Bus Bash!

On Saturday we had the big reveal of Lady Blue at the Bus Bash event at WonderRoot.  It was a mini trial-run of what the pop-up shows will be like on the road trip next year, as well as a fundraiser for the trip and for WonderRoot's artist exhibition fund.

In case you missed it, here you have four hours of fun condensed into one minute of video (click on the image to play).


Life is a highway

and you'll see my bus sitting on the side of it. . .

Today I picked up the bus.  After the Test Drive of Terror, I was more than a little apprehensive to drive Lady Blue from the mechanic's place to the gallery.  My husband brought me up there, but he had to follow me back in his car, and so the Lady and I were left alone to find our way with each other.

We started off tense and unsure, but pretty soon I realized she was a lover, not a fighter.  We went through many stoplights together with nary a stall.  Here's a short clip of that magic moment when we found each other.

And then, we hit a snag.  I was confidently accelerating on the highway, but Lady Blue was decelerating.  Where did we go wrong?  The closer I pushed the pedal to the floor, the slower she went.  And then I pulled over, and we were done.  Engine wouldn't turn over.  A slap in the face.

I called the mechanic, and apparently when the gas gauge says half full, what it really means is empty.  Luckily, a hero was on the way.

The Lady started right up, and I got off at the next exit to get to a gas station.  The mechanic (let's call him Richard) followed me, which turned out to be a very good thing.

Yes, that's gas on the ground.  Easy in, easy out.  Apparentlly my "H.E.R.O." tore some rubber seal between the gas pipe and the side of the bus when he put the gas in.  But Richard worked it out, and I was soon back on the road, alone with my Lady.

We arrived safely at the gallery, and I feel we are in a good place now. We've had some long talks, and I think we are going to be fine tomorrow at the Bus Bash.  We are excited to move forward and forge a beautiful relationship together.


Pitching the Tent

On Saturday we have our first pop-up show in a pre-Crusade tour experiment of sorts.  This will be the big reveal of Lady Blue, and we'll have our art tent full of photographs from The Ten for sale, a food truck, live music, and lots of enthusiastic fans.

Since we are not art festival veterans and purchased our tent (without instructions) off Craigs List, Meghan and I thought it would be a good idea to give it a trial run before Saturday morning.  Generally I'm a pretty competent putter-togetherer of things, but I do tend to finish a project with at least one unused piece, resulting in a mostly functional but slightly shabbily constructed finished product.  Eh, details.  
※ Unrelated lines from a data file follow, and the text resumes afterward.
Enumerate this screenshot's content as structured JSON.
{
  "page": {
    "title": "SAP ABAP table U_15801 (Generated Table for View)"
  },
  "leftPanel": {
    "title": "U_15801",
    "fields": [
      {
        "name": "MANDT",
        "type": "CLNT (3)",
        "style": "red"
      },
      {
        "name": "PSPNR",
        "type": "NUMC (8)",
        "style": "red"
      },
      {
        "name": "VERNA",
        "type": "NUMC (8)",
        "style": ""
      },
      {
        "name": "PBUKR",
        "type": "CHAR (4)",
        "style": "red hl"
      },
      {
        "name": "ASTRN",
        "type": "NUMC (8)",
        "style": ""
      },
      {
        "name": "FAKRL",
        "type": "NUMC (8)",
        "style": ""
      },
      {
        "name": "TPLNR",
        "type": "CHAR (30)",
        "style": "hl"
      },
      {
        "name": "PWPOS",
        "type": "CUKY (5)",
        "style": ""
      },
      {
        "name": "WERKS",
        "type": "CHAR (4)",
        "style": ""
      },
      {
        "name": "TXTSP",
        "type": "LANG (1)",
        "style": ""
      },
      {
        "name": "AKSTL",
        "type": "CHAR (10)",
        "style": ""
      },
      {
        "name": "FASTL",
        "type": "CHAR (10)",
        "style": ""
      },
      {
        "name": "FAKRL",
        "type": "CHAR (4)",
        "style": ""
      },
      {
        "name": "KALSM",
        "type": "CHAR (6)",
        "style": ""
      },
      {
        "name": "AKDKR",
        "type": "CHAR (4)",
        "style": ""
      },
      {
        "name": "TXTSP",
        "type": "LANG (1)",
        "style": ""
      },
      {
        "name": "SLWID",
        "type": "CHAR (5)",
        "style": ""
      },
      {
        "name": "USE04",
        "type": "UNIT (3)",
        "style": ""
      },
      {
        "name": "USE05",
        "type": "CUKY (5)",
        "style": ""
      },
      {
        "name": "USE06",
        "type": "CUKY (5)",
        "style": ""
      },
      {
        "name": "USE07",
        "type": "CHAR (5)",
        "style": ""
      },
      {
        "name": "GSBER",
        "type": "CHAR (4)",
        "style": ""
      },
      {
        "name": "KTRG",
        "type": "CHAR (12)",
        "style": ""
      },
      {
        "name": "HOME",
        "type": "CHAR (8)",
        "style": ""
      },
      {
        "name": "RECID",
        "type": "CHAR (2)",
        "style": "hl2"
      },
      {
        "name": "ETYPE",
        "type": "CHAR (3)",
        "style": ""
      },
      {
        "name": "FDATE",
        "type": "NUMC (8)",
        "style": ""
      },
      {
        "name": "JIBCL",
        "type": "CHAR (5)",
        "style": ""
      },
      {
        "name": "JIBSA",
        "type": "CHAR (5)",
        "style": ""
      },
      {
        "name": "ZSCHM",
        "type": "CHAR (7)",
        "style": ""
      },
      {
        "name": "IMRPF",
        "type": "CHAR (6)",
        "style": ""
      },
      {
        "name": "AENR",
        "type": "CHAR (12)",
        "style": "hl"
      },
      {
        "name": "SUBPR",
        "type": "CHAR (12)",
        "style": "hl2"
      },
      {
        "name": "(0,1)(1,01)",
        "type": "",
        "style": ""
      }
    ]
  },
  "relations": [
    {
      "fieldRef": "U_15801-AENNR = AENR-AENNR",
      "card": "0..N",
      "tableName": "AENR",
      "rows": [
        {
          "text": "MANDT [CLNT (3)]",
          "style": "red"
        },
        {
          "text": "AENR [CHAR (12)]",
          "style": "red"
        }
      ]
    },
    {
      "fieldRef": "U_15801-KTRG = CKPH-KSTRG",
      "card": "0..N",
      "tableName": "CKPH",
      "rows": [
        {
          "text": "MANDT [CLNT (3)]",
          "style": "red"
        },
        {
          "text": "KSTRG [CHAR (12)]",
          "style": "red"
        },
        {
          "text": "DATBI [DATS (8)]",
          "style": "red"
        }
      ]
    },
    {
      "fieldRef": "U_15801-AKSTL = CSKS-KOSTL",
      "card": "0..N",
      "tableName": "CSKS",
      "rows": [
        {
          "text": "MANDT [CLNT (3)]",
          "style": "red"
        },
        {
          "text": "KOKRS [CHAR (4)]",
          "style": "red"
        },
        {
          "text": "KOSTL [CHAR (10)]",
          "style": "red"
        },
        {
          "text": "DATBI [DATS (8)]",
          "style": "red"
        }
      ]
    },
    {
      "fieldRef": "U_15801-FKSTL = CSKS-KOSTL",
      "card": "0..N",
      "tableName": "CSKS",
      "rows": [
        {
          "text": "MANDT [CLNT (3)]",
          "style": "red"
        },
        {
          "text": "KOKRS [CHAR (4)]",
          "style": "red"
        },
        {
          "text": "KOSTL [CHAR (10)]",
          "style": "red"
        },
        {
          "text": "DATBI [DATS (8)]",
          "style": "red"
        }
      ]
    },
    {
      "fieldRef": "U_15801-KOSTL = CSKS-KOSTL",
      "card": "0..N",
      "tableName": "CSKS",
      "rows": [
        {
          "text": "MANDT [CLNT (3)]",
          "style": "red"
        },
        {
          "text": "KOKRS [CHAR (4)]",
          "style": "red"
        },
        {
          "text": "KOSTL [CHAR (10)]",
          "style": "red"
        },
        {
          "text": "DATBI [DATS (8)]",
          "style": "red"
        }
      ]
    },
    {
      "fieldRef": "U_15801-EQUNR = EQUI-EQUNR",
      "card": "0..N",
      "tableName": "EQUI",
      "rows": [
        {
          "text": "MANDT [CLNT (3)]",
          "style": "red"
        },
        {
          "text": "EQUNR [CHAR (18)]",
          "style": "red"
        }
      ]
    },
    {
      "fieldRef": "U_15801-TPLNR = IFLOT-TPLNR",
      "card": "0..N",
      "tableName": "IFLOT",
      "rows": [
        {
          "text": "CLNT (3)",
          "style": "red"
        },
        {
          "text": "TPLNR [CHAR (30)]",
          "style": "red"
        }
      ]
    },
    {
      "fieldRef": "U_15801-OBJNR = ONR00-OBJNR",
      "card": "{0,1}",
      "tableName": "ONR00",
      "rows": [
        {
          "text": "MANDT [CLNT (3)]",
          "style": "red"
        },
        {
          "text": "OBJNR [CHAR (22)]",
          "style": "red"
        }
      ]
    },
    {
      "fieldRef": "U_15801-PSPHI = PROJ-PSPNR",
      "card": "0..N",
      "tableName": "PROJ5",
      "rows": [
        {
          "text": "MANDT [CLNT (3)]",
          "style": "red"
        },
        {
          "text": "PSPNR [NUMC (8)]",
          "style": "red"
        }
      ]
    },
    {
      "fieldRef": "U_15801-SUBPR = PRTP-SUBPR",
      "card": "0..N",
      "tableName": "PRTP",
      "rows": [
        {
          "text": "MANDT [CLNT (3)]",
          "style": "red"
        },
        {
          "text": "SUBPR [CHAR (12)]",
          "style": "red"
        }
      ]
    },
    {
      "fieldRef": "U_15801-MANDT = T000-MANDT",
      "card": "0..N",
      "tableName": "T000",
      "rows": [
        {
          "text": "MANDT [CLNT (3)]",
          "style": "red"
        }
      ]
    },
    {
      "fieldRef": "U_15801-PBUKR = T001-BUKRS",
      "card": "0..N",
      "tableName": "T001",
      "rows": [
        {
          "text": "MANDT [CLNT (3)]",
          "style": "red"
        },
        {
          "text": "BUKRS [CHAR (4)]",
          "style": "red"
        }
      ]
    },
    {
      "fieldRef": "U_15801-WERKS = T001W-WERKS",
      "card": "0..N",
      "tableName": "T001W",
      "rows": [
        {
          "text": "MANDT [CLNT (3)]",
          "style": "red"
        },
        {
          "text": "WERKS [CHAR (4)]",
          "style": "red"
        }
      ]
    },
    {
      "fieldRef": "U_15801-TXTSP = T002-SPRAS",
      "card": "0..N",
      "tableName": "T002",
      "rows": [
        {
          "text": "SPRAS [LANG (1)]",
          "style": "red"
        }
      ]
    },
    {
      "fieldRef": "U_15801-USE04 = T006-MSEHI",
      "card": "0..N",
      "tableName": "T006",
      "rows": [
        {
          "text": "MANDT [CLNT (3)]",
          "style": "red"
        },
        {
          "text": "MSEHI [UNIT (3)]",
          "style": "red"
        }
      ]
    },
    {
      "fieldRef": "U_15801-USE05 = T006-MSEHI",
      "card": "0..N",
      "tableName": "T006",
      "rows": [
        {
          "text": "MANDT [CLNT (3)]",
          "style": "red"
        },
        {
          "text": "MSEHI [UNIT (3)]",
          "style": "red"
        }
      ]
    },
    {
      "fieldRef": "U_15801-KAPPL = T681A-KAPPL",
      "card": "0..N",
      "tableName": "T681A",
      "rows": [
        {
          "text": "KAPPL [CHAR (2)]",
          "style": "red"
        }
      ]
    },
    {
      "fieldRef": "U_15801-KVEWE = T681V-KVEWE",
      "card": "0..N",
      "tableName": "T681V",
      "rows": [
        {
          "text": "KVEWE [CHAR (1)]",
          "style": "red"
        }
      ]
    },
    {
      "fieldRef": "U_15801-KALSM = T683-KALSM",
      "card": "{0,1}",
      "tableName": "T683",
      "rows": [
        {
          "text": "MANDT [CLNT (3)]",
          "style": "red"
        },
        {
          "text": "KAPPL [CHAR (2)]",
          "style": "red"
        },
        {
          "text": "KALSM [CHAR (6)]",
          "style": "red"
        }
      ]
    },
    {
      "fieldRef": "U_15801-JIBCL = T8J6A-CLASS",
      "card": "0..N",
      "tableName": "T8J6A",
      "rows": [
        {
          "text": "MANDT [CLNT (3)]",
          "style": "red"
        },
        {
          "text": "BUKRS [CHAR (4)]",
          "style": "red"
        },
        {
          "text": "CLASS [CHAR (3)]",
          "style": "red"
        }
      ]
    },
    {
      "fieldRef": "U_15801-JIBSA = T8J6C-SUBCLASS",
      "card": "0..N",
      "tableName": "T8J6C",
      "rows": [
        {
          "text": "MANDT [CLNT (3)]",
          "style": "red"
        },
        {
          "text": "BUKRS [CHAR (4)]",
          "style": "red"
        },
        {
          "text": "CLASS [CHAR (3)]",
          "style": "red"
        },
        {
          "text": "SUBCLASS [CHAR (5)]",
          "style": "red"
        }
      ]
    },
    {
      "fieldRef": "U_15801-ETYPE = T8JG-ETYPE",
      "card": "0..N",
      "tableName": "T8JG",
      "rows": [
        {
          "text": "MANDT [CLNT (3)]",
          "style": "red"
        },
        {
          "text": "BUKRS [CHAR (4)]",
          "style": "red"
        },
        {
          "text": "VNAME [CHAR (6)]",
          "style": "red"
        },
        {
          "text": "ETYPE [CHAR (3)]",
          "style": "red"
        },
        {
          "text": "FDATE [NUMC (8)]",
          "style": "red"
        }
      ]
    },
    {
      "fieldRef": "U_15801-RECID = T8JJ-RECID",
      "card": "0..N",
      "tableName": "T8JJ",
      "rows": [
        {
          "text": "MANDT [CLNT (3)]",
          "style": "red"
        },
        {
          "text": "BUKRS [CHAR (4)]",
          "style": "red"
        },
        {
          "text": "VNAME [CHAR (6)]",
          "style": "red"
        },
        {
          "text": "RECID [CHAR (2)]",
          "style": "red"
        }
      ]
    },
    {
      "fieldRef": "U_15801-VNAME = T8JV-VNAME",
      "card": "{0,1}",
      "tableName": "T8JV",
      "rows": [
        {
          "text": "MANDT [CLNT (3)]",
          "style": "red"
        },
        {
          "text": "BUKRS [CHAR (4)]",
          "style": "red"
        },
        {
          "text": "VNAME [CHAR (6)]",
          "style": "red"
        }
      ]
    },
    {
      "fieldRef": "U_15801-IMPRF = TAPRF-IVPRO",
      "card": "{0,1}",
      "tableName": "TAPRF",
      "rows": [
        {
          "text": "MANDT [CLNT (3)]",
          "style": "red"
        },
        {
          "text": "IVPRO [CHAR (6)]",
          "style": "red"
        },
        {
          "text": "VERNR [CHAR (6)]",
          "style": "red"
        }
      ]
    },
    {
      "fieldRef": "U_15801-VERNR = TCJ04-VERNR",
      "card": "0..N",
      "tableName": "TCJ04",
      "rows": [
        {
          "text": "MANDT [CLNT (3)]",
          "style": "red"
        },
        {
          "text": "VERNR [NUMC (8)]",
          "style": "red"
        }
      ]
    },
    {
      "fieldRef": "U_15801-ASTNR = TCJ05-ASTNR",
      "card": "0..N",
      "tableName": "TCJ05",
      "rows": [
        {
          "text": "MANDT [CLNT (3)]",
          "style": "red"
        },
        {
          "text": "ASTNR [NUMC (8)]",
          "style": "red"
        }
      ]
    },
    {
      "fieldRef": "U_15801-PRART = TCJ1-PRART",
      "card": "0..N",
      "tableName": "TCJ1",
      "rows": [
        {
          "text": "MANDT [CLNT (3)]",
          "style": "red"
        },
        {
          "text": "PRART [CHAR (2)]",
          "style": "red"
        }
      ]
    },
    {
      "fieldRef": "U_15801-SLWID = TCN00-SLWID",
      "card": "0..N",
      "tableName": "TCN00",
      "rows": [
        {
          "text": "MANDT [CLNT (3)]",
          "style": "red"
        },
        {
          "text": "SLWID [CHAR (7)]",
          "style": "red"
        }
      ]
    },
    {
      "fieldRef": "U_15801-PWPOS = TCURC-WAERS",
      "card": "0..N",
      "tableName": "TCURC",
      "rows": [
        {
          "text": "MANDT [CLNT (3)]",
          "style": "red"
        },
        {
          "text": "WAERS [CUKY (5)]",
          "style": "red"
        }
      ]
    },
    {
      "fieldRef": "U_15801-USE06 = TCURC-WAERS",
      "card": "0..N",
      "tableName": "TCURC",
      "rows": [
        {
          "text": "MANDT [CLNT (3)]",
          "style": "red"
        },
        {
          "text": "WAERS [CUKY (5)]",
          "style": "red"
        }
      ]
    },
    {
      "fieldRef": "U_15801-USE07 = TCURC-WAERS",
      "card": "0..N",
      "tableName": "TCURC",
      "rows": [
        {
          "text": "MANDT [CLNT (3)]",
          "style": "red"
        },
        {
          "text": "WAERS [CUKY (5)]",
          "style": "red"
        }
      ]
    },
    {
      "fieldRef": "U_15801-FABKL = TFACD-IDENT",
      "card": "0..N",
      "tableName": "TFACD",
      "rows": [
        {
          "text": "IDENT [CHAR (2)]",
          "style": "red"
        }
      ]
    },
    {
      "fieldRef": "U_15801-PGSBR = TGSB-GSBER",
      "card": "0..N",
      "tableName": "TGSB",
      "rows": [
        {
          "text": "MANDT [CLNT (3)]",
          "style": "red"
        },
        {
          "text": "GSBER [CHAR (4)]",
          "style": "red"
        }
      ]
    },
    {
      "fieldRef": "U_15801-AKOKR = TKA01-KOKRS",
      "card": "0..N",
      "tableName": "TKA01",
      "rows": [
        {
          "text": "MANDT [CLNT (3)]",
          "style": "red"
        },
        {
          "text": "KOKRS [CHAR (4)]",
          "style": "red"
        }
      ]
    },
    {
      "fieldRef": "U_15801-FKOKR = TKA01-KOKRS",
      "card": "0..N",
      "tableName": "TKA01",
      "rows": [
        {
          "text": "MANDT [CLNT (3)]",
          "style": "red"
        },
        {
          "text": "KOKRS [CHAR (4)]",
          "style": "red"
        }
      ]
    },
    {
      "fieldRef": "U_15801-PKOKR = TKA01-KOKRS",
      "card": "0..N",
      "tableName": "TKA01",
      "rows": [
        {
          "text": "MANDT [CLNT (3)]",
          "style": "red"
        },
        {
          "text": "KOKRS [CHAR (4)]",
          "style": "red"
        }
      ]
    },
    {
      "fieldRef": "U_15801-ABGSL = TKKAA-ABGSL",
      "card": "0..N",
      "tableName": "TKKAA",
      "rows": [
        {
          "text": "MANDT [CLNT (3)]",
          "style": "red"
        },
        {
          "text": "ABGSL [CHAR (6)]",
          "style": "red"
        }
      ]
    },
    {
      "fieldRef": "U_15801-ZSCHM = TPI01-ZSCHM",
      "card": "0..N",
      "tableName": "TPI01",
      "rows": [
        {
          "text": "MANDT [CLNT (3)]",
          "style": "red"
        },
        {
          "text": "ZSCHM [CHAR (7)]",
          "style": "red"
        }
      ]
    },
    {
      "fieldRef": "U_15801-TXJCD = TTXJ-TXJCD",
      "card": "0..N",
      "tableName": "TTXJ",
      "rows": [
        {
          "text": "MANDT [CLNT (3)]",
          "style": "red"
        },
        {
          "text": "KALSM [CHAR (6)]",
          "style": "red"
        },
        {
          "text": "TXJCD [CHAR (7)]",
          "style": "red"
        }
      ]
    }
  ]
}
Here's a quick (very quick) video of the trial run - pitched up right in the gallery.  And yes, there are a few unused parts. . . they're probably not important.


Tattoo you, Tattoo me

I got my first tattoo when I was 30.  It was about my kids, my life at that moment.  I was in New York City on a girls' trip, and I was holding the hand of my oldest friend.  It was perfect.

I got my second tattoo in Portland during Photolucida, a photography festival.  I was holding the hand of my best friend, and yes, I put a bird on it in Portland.

So I'm all about the time and place.  It also matters who I am with and the challenge I am currently facing.

If you are reading this blog, you are well aware of the challenge.  I am totally committed to this Crusade, to working toward an incredibly challenging goal, to driving an undriveable bus around the country.  But if I think about it for too long, my head will explode.

This is my tattoo - it is a famous quote by Rabbi Nachman of Breslav: The whole world is a very narrow bridge.  The most important part is to not be afraid.

Recognize your challenges, face your fears, work to cross your bridge.

You are watching me cross mine.  

A big thank you to Jason Houston for taking these pictures and being my person.